It didn’t take training from the Bardic College to tell Kaiel that the two had fought without words. And it took even less training not to question it. Hand still on his mount’s bridle, he turned the horse fully and started up the slope. Once under way, he motioned to the halfling, who eased the crossbow and stored the quarrel before stalking silently over to join him.
“Bromun matei-Frocture, I would like to introduce you to Taylin.” He said, knowing full well that Bromun heard the entire exchange. “Taylin, this is Bromun matei-Frocture, beloved hunter of the Clan of the Winter Willow.”
The little man nodded to her. “May the One Dice favor your path, Taylin” His voice, like his face, were younger than his expressions, but Taylin had never met a halfling before to know if that was normal or not.
In the culture of slave soldiers, friendly, formal greetings weren’t the norm. “To you as well.” She managed.
As they neared the top of the hill, they were met by two other halflings, a man and a woman, both in grass-weave cloaks and woodsman garb like Bromun. They were accompanied by a trio of huge wolves.
Kaiel had taken care of the introductions; the other halfling male was Bromun’s brother, Rolfas and the female was Rolfas’s wife, Minarene. He had also kindly explained that the wolves were a crossbreed of timber and dire wolves exclusively raised by caravan-bound halfling clans. They served as both mount and battle partner for hunters, who were also the caravan’s martial specialists.

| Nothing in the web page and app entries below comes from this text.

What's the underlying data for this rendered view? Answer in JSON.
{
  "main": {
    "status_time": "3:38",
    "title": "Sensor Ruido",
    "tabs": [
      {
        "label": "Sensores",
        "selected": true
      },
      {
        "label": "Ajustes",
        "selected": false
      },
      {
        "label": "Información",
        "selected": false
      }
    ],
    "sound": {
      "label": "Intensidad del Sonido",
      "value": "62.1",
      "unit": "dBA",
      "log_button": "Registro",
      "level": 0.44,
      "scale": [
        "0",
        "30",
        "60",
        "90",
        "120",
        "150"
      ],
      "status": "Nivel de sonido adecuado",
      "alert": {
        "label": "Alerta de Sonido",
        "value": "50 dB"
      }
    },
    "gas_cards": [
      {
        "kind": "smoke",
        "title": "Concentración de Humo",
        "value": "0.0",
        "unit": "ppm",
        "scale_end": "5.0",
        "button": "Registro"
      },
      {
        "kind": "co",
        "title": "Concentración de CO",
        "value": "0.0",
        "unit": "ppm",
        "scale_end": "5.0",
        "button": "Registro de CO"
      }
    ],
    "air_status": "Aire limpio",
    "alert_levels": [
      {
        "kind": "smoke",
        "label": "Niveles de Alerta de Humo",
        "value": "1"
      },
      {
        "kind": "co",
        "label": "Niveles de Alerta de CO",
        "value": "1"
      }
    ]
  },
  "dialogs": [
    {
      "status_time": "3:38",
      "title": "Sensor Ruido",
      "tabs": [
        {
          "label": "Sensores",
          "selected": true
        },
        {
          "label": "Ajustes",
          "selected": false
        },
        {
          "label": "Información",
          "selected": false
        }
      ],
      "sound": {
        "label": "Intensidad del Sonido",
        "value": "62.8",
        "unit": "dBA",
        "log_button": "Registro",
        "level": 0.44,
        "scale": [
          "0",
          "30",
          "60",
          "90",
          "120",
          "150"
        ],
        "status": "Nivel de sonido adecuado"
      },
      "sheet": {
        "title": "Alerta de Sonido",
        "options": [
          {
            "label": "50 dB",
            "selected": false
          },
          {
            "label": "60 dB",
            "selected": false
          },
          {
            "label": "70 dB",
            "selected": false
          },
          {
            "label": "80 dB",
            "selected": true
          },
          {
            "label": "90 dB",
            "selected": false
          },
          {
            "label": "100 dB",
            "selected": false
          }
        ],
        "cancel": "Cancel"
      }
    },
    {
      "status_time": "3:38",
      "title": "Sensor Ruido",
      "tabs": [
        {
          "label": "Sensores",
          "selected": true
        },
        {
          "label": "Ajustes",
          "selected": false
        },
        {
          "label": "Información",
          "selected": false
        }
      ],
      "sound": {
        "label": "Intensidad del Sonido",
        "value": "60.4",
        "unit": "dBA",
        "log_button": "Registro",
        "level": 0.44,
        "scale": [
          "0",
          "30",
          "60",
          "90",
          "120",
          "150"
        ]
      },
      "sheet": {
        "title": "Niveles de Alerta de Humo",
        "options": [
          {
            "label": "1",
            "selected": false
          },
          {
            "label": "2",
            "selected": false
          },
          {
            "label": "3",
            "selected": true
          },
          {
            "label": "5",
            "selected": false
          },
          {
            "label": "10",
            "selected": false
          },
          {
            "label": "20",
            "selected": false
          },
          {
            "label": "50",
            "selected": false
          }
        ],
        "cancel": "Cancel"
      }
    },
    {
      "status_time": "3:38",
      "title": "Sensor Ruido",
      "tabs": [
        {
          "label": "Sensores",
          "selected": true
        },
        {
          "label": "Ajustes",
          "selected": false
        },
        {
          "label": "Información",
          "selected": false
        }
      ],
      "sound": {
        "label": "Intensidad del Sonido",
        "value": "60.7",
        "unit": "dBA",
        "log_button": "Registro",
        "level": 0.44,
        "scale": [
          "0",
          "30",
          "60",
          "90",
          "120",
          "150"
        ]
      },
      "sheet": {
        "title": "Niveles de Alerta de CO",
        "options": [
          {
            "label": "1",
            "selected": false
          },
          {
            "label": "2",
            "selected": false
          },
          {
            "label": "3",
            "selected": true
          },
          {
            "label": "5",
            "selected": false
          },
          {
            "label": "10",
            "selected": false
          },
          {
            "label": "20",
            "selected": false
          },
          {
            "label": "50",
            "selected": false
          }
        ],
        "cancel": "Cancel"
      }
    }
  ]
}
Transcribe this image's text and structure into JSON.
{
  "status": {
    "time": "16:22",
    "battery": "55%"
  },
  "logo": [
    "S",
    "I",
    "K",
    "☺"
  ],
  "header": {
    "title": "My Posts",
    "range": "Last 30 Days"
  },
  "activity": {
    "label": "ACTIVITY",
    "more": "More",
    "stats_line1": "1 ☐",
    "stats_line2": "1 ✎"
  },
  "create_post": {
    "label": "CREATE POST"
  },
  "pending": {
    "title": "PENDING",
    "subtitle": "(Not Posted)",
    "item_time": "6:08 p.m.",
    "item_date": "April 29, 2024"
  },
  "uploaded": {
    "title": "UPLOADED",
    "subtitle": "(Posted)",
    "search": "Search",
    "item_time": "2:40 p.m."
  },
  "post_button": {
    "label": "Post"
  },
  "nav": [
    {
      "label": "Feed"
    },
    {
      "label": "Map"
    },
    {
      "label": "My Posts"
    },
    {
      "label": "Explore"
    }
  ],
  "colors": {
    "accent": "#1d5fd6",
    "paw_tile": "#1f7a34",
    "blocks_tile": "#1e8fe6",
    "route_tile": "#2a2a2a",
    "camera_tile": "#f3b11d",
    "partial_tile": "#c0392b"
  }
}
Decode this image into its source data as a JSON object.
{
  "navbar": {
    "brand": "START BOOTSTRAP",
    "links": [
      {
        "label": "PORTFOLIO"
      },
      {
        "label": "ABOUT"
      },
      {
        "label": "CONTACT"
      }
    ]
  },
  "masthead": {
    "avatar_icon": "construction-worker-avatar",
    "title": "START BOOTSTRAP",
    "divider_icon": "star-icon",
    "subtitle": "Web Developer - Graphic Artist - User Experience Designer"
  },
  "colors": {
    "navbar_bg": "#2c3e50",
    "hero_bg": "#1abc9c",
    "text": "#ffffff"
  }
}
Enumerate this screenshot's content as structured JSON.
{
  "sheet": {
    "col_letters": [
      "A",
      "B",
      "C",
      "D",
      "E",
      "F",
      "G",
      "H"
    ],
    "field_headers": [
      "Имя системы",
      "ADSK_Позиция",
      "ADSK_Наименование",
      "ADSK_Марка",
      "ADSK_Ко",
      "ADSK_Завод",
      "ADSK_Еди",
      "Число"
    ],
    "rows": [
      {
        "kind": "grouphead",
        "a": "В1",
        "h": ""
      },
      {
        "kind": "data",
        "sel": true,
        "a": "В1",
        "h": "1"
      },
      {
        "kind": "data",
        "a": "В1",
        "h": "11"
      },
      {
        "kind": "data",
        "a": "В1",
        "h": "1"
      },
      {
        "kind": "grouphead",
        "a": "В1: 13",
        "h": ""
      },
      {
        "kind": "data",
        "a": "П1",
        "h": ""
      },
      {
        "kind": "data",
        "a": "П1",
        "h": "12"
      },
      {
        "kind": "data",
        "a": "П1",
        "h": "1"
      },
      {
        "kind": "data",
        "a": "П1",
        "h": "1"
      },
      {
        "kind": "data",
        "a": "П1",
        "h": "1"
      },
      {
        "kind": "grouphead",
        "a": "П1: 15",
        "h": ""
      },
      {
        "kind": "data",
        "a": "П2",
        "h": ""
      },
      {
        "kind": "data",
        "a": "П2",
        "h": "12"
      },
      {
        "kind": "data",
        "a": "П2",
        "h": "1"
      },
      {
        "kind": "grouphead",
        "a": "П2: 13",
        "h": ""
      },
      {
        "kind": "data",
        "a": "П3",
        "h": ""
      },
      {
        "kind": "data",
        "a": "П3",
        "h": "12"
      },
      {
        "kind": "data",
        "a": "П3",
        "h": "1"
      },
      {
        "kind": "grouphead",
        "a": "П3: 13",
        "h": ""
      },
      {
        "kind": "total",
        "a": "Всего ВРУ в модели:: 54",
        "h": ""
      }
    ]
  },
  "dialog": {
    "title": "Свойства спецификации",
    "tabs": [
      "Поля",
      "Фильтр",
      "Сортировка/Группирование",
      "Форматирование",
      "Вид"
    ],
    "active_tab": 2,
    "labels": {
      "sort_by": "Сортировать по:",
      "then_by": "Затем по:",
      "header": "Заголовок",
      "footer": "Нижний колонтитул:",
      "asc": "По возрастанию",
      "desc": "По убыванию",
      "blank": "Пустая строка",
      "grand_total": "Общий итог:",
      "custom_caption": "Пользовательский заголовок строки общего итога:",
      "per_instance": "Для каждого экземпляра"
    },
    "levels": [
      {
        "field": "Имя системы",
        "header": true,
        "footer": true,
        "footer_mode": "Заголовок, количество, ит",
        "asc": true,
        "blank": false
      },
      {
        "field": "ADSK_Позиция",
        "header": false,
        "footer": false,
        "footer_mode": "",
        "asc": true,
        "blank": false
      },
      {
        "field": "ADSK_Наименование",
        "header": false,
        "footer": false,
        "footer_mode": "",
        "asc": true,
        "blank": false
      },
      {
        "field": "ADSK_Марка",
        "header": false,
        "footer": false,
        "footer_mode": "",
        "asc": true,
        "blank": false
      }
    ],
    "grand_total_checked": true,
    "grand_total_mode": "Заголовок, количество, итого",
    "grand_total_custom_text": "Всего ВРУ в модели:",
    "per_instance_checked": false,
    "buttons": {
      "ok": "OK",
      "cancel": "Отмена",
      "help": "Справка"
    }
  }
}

The leather harnesses with hardened panels over the ribs the wolves had on and the crossbows, weighted chains and wickedly curved kukris the halflings carried spoke for themselves on that fact.
On the walk to the village, the conversation was light and mostly held up by Kaiel and Bromun enlightening Taylin about Taunaun’s banditry problem while the other two hunters ranged off some distance to search for any signs of the enemy.
Eventually though, Kaiel broached a subject Taylin had been secretly glad hadn’t come up yet. “Forgive me for asking and shun it if it insults, but… I’ve noticed that you don’t really strike me as human or elf.” At this, he startled her by dropping seamlessly into the language of the masters. “Amo ‘Taylin ayean hailene-de. Ayes I hailene suras velates?”
Involuntarily, she shivered at the very sound of the words. Scowling bitterly, she refused to make eye contact. “Aan. Iba ang’hailene. Iba tolos velates.”
Kaiel’s eyes widened with shock and disgust. Tolos velates: one whose wings were taken, as opposed to suras velates: One whose wings were lost. He’d heard of the former, certainly, but always in accounts of historical accounts of the savagery of the early Age of Tragedies and of course, the Hailene War of Ascension. Taking wings was the most cold blooded torture the hailene inflicted upon each other, reserved for traitors and… and those deemed inferior, the ‘not people’ who didn’t fit the hailene ideal, who they called ang’hailene.
“They still do that?” There was a tracer of anger in his voice. “It seems Taunaun isn’t the only place where the Age of Tragedies still lives on.”
Taylin looked at him sidelong, hope in her eyes. “They don’t do that any longer?” She immediately realized her mistake. “… I meant ‘you haven’t heard of it being done?”
“Not in my lifetime. Not for a good hundred years.” He turned to Bromun, who hadn’t understood the conversation in hailene-de the native, dialect of the hailene. As much as he hated to admit it, the caravan halflings still knew more about individual settlements in the East than he did. “Have you heard of any groups of hailene that still take wings?”
Bromun was half leaning, half sitting sidesaddle upon his lupine partner, Gruwluff (which he’d helpfully translated from the halfling language to Taylin as ‘Feral Grin’), his feet firmly standing on loops built into the great wolf’s harness. He shook his head.
“The cliff-dweller tribes still exile ang’hailene, I’ve heard the tribes like Fellweather and Lightwings even give the children over to the ogres and dragon cults, but they don’t cut anybody’s wings off. Part of the rules of war for them, actually. I’d wager gold that any of them we deal with hasn’t even thought of it since Nov III’s abolition crusade ended slavery in the East.”